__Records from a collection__
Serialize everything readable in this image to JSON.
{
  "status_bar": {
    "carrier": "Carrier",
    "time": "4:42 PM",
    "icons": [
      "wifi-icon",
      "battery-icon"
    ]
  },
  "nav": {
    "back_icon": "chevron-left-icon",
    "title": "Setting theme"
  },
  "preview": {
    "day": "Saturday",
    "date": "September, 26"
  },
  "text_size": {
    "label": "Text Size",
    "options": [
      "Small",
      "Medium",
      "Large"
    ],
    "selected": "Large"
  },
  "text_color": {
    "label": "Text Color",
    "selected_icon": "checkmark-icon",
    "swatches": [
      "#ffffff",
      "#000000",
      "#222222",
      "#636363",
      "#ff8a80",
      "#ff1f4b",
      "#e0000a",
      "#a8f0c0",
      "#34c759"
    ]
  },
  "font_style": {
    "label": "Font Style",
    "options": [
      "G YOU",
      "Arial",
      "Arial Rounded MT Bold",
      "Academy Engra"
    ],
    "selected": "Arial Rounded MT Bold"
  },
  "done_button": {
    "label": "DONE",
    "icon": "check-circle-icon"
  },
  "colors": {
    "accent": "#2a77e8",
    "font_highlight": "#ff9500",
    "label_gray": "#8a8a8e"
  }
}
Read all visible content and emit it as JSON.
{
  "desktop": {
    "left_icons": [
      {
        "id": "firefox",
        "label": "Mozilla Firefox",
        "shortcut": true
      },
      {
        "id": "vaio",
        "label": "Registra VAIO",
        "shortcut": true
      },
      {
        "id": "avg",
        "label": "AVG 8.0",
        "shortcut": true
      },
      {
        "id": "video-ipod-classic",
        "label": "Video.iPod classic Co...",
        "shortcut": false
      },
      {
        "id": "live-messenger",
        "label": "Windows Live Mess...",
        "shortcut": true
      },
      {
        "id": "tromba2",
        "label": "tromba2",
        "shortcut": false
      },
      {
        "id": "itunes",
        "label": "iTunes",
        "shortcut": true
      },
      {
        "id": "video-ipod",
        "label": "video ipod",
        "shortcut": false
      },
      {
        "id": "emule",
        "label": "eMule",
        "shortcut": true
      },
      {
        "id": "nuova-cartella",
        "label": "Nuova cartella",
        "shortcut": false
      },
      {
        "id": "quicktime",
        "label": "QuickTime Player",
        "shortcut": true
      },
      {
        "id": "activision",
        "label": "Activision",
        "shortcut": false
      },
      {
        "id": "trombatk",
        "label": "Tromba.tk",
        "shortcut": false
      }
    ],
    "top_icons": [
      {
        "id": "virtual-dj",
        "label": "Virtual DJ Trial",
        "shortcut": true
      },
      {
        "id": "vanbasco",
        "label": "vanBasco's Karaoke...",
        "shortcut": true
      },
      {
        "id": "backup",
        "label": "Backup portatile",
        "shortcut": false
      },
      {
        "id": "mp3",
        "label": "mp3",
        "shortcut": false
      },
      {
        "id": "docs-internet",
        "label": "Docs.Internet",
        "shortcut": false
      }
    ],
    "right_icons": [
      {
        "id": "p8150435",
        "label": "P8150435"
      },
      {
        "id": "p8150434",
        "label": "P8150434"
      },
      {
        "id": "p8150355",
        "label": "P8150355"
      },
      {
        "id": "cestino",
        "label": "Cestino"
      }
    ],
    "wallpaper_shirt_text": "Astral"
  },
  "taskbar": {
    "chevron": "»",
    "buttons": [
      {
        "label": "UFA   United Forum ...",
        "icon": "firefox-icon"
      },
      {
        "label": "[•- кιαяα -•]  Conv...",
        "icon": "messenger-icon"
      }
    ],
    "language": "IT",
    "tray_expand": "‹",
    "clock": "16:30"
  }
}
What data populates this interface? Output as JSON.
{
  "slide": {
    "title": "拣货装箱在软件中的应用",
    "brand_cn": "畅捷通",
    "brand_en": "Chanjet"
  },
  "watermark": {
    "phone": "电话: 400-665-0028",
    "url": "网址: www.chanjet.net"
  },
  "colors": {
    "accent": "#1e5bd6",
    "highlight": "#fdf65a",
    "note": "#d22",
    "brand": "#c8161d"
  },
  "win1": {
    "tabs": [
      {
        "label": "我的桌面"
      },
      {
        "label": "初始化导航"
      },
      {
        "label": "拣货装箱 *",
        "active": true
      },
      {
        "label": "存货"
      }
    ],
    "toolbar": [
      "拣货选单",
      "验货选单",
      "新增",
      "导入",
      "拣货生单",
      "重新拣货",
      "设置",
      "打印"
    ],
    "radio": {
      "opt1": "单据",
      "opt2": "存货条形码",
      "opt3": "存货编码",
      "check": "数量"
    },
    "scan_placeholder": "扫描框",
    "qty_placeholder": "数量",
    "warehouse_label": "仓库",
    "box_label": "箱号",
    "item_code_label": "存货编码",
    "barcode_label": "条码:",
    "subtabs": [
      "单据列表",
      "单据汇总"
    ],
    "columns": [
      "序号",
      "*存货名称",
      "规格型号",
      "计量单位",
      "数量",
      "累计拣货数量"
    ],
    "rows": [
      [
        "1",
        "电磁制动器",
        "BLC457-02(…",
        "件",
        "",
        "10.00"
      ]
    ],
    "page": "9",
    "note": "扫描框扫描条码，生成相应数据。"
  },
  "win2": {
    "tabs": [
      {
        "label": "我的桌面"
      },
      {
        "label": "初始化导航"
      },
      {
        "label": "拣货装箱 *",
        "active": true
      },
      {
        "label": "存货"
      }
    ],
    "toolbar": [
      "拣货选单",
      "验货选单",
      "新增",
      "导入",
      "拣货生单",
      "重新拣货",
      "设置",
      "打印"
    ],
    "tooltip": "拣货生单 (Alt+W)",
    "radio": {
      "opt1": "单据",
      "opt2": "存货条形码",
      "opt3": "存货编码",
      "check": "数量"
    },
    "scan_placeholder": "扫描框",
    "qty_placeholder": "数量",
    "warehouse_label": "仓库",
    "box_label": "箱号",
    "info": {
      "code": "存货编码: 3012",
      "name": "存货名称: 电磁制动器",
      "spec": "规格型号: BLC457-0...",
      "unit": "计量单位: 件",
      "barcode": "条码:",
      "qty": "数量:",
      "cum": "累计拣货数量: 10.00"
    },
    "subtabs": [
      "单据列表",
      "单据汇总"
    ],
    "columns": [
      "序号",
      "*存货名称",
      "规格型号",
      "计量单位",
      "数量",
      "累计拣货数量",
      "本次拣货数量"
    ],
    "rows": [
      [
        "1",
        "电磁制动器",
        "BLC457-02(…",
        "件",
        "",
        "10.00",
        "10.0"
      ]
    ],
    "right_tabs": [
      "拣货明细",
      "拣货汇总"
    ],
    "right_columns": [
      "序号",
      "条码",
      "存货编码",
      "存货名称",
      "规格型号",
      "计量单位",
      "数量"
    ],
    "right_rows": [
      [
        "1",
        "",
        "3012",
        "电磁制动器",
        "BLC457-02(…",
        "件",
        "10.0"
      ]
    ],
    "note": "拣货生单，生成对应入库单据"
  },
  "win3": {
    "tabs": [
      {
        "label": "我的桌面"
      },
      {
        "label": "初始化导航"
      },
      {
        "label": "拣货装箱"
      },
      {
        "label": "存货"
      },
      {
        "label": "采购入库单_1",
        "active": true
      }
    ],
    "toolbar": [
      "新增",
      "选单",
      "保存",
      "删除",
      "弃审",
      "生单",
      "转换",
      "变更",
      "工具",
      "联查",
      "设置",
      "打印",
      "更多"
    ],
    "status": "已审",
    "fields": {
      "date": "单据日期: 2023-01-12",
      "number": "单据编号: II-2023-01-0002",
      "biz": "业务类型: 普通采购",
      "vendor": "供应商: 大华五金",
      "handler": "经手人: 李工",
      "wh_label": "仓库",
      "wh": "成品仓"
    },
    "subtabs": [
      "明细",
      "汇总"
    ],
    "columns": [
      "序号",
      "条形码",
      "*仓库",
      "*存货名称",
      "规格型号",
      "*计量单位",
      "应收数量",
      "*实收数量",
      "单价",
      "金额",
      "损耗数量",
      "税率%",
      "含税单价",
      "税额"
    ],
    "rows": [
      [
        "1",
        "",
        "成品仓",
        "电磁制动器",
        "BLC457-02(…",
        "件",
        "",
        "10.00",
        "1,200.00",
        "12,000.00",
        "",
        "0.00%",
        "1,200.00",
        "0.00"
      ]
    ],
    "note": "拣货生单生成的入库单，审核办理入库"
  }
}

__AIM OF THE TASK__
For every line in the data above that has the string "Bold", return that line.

__ANSWER BOX__
      "Arial Rounded MT Bold",
    "selected": "Arial Rounded MT Bold"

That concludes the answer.